This week, we are pleased to feature a guest post from Helen A. Howell, a frequent Tuesday Serial contributor, on the subject of recording audio files. Here at Tuesday Serial, we have seen writers extend and engage their readership by recording podcasts of their fiction so we asked Helen to tell us how she got started and include some notes on the technical process.
Creating Audio Files – I’m a beginner—And it’s not that hard! – by Helen A. Howell
I love listening to stories that are narrated. I remember when I was living in England I use to listen to Book at Bedtime on the radio — I wonder if they still broadcast this? (Editors note: it’s still on the air) The way the narrator would bring the author’s words to life was just wonderful to hear, and enhanced my enjoyment of a story well told, both by the author and the narrator.
A short time after I joined the Friday Flash community, I came across some flash fiction that was being narrated under the hash tag of #spokensunday, on twitter, and thought, I could do this. Voilá, that’s how I got started making recordings of some of my flash fiction.
As my title of this post says, I am only a beginner at podcasting/audio files. Now, I guess you can get all types of sophisticated equipment to undertake this task, but me, I’m not very techno and so I chose the easiest way I could find to make these recordings. How do I do that?
I use quick time player to record my audio. When I am satisfied with the result, I then save it to my desk top as a movie file. Next I import it to i tunes. Once there I then make an advanced copy and turn it into a mp3 file. I then drag this file onto my desk top ready to import into my website. In order for this sound file to appear on the same page as the story, you will need a plug in that allows you to have an in-line player.
What I’ve outlined above is a very simple procedure, (it needs to be for me!) But there is a drawback to using the computer’s built in microphone as an audio recorder. It will pick up all background sounds, even someone talking in the next room, or a bird twittering or screeching outside your window. So you have to find a quiet place to do the recording and check that the mantel clock isn’t going to strike the hour right in the middle of your story.
People have often remarked on how much they have enjoyed my recordings, and it may seem effortless and easy to the listener. Easy to do, yes, but effortless it is not. Before making a recording I usually have a few practice reads of the story. I have in my head how I think the various characters should sound, and the run throughs are to help me get these voice inflections correct. I think one of the most difficult ones I have ever tried to do, was the voice of a character that was a cat. The attempt to get that cat-like voice I could hear in my head when I wrote the character— into audio, was indeed a challenge but fun at the same time.

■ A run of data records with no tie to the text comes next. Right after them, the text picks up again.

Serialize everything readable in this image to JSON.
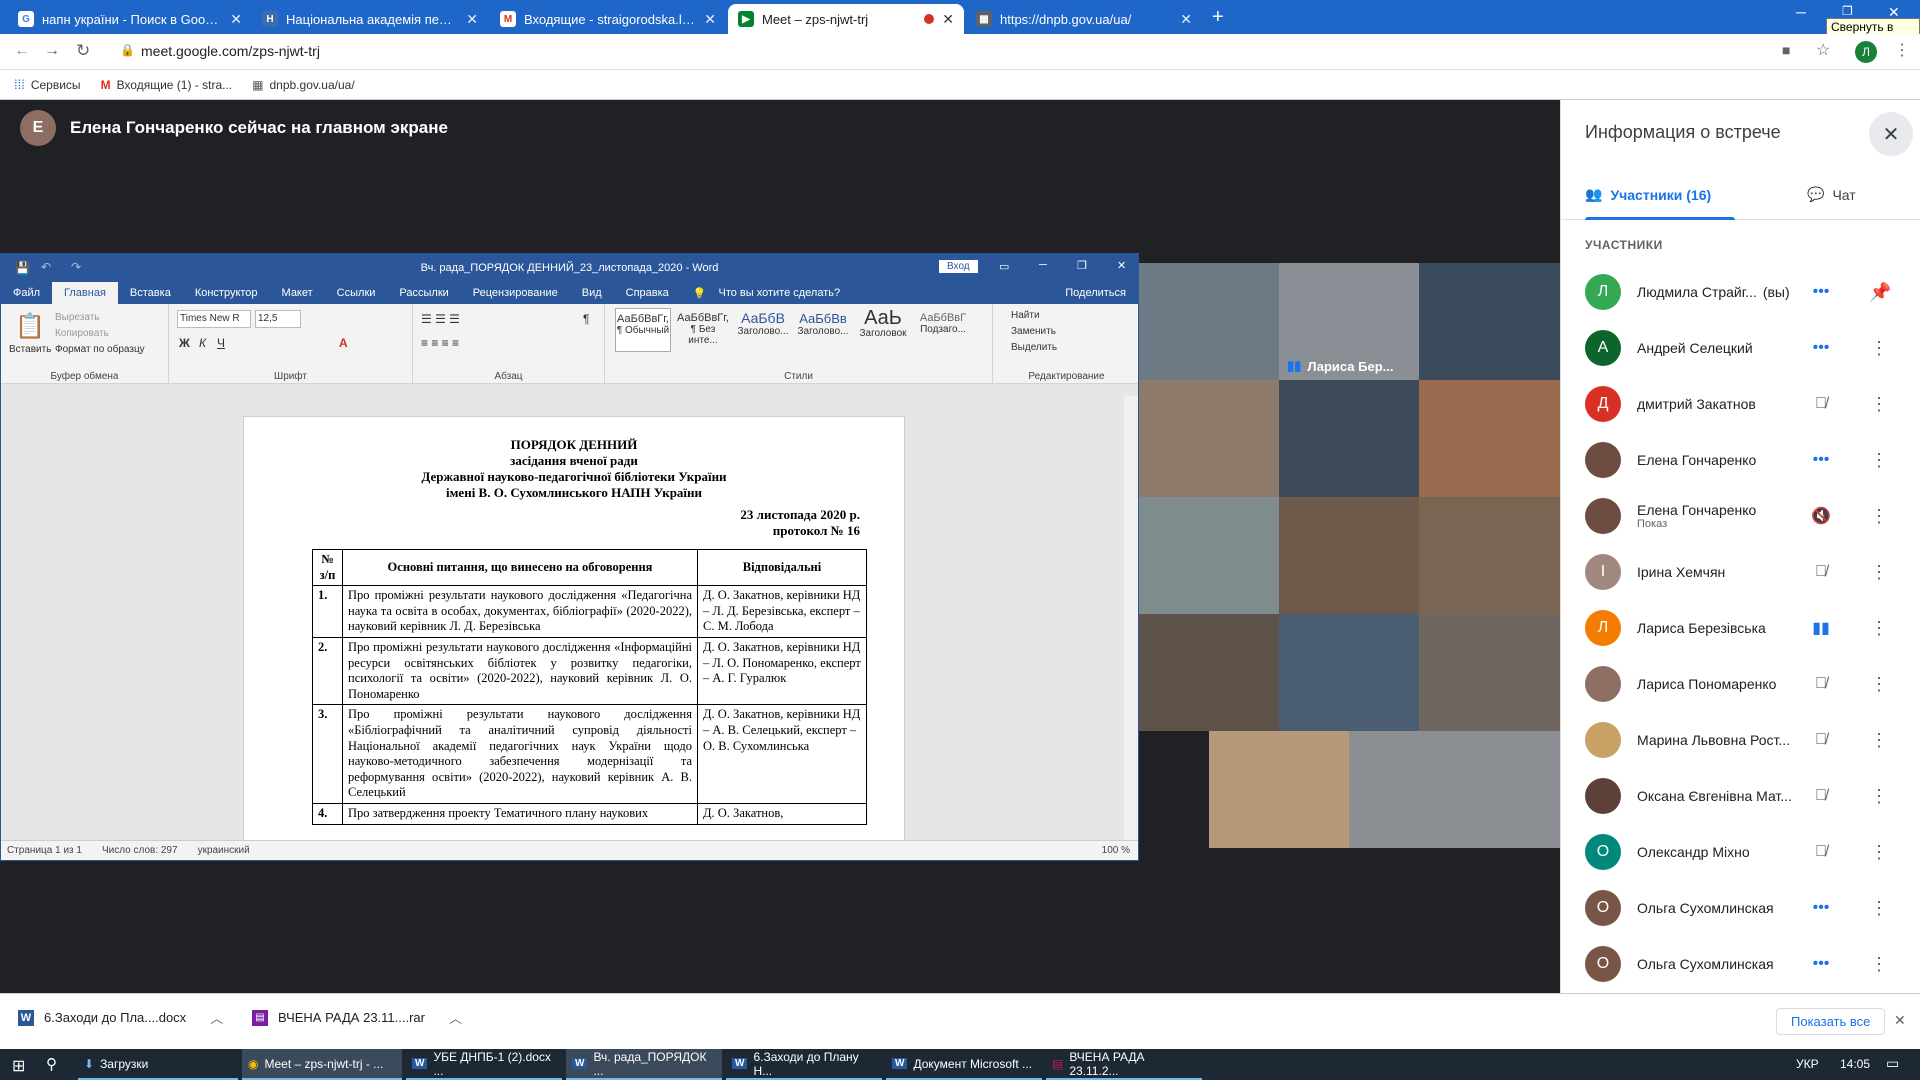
{
  "browser": {
    "tabs": [
      {
        "title": "напн україни - Поиск в Google",
        "icon": "google-g-icon"
      },
      {
        "title": "Національна академія педагогі",
        "icon": "naps-icon"
      },
      {
        "title": "Входящие - straigorodska.l@gm",
        "icon": "gmail-icon"
      },
      {
        "title": "Meet – zps-njwt-trj",
        "icon": "meet-icon",
        "active": true
      },
      {
        "title": "https://dnpb.gov.ua/ua/",
        "icon": "site-icon"
      }
    ],
    "tooltip": "Свернуть в окно",
    "url": "meet.google.com/zps-njwt-trj",
    "profile_initial": "Л",
    "bookmarks": [
      "Сервисы",
      "Входящие (1) - stra...",
      "dnpb.gov.ua/ua/"
    ]
  },
  "meet": {
    "presenter_banner": "Елена Гончаренко сейчас на главном экране",
    "video_label": "Лариса Бер...",
    "panel": {
      "title": "Информация о встрече",
      "tab_participants": "Участники (16)",
      "tab_chat": "Чат",
      "section_label": "УЧАСТНИКИ",
      "participants": [
        {
          "initial": "Л",
          "color": "#34a853",
          "name": "Людмила Страйг...",
          "suffix": "(вы)",
          "status": "dots",
          "action": "pin"
        },
        {
          "initial": "А",
          "color": "#0d652d",
          "name": "Андрей Селецкий",
          "status": "dots"
        },
        {
          "initial": "Д",
          "color": "#d93025",
          "name": "дмитрий Закатнов",
          "status": "muted"
        },
        {
          "initial": "",
          "color": "#6d4c41",
          "name": "Елена Гончаренко",
          "status": "dots"
        },
        {
          "initial": "",
          "color": "#6d4c41",
          "name": "Елена Гончаренко",
          "sub": "Показ",
          "status": "screen-muted"
        },
        {
          "initial": "І",
          "color": "#a1887f",
          "name": "Ірина Хемчян",
          "status": "muted"
        },
        {
          "initial": "Л",
          "color": "#f57c00",
          "name": "Лариса Березівська",
          "status": "speaking"
        },
        {
          "initial": "",
          "color": "#8d6e63",
          "name": "Лариса Пономаренко",
          "status": "muted"
        },
        {
          "initial": "",
          "color": "#c8a165",
          "name": "Марина Львовна Рост...",
          "status": "muted"
        },
        {
          "initial": "",
          "color": "#5d4037",
          "name": "Оксана Євгенівна Мат...",
          "status": "muted"
        },
        {
          "initial": "О",
          "color": "#00897b",
          "name": "Олександр Міхно",
          "status": "muted"
        },
        {
          "initial": "О",
          "color": "#795548",
          "name": "Ольга Сухомлинская",
          "status": "dots"
        },
        {
          "initial": "О",
          "color": "#795548",
          "name": "Ольга Сухомлинская",
          "status": "dots"
        }
      ]
    }
  },
  "word": {
    "window_title": "Вч. рада_ПОРЯДОК ДЕННИЙ_23_листопада_2020  -  Word",
    "signin": "Вход",
    "menu": [
      "Файл",
      "Главная",
      "Вставка",
      "Конструктор",
      "Макет",
      "Ссылки",
      "Рассылки",
      "Рецензирование",
      "Вид",
      "Справка"
    ],
    "tell_me": "Что вы хотите сделать?",
    "share": "Поделиться",
    "ribbon": {
      "paste": "Вставить",
      "cut": "Вырезать",
      "copy": "Копировать",
      "format_painter": "Формат по образцу",
      "clipboard": "Буфер обмена",
      "font_name": "Times New R",
      "font_size": "12,5",
      "font_group": "Шрифт",
      "paragraph_group": "Абзац",
      "styles_group": "Стили",
      "editing_group": "Редактирование",
      "find": "Найти",
      "replace": "Заменить",
      "select": "Выделить",
      "styles": [
        {
          "sample": "АаБбВвГг,",
          "name": "¶ Обычный"
        },
        {
          "sample": "АаБбВвГг,",
          "name": "¶ Без инте..."
        },
        {
          "sample": "АаБбВ",
          "name": "Заголово..."
        },
        {
          "sample": "АаБбВв",
          "name": "Заголово..."
        },
        {
          "sample": "АаЬ",
          "name": "Заголовок"
        },
        {
          "sample": "АаБбВвГ",
          "name": "Подзаго..."
        }
      ]
    },
    "status": {
      "page": "Страница 1 из 1",
      "words": "Число слов: 297",
      "lang": "украинский",
      "zoom": "100 %"
    },
    "doc": {
      "h1": "ПОРЯДОК ДЕННИЙ",
      "h2": "засідання вченої ради",
      "h3": "Державної науково-педагогічної бібліотеки України",
      "h4": "імені В. О. Сухомлинського НАПН України",
      "date": "23 листопада 2020 р.",
      "protocol": "протокол № 16",
      "col1": "№ з/п",
      "col2": "Основні питання, що винесено на обговорення",
      "col3": "Відповідальні",
      "rows": [
        {
          "n": "1.",
          "topic": "Про проміжні результати наукового дослідження «Педагогічна наука та освіта в особах, документах, бібліографії» (2020-2022), науковий керівник Л. Д. Березівська",
          "resp": "Д. О. Закатнов, керівники НД – Л. Д. Березівська, експерт – С. М. Лобода"
        },
        {
          "n": "2.",
          "topic": "Про проміжні результати наукового дослідження «Інформаційні ресурси освітянських бібліотек у розвитку педагогіки, психології та освіти» (2020-2022), науковий керівник Л. О. Пономаренко",
          "resp": "Д. О. Закатнов, керівники НД – Л. О. Пономаренко, експерт – А. Г. Гуралюк"
        },
        {
          "n": "3.",
          "topic": "Про проміжні результати наукового дослідження «Бібліографічний та аналітичний супровід діяльності Національної академії педагогічних наук України щодо науково-методичного забезпечення модернізації та реформування освіти» (2020-2022), науковий керівник А. В. Селецький",
          "resp": "Д. О. Закатнов, керівники НД – А. В. Селецький, експерт – О. В. Сухомлинська"
        },
        {
          "n": "4.",
          "topic": "Про затвердження проекту Тематичного плану наукових",
          "resp": "Д. О. Закатнов,"
        }
      ]
    }
  },
  "downloads": {
    "items": [
      "6.Заходи до Пла....docx",
      "ВЧЕНА РАДА 23.11....rar"
    ],
    "show_all": "Показать все"
  },
  "taskbar": {
    "items": [
      "Загрузки",
      "Meet – zps-njwt-trj - ...",
      "УБЕ ДНПБ-1 (2).docx ...",
      "Вч. рада_ПОРЯДОК ...",
      "6.Заходи до Плану Н...",
      "Документ Microsoft ...",
      "ВЧЕНА РАДА 23.11.2..."
    ],
    "lang": "УКР",
    "time": "14:05"
  }
}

Having done the practice reads, I then set about recording, which I hasten to add doesn’t always go smoothly, especially if one of my cats barges into the room just as I’m completing it and meows loudly. The whole thing has to be scrapped and started again.
Not all stories lend themselves to narration. Some may disagree but it is what I have found in practice. Having said that, I do enjoy making these recordings and I do feel they add an extra dimension to my work.
Creating an audio file doesn’t have to be difficult or too technical, so take a look at what programmes your computer has, clear those vocal cords and get recording— I’d love to listen to you! You can listen to me by clicking Helen’s Audio Recording Podcasting.
Helen is a fiction writer, who writes in several genres which include fantasy, noir, horror and humour. She has written several short stories, flash fictions, poems and completed her first novel, a children’s fantasy fiction. Her work has been published in print and in e-zines. She is a member of Friday Flash Dot Org. and is a regular participant in writing Friday Flash. She can be found at her blog “Helen Scribbles.”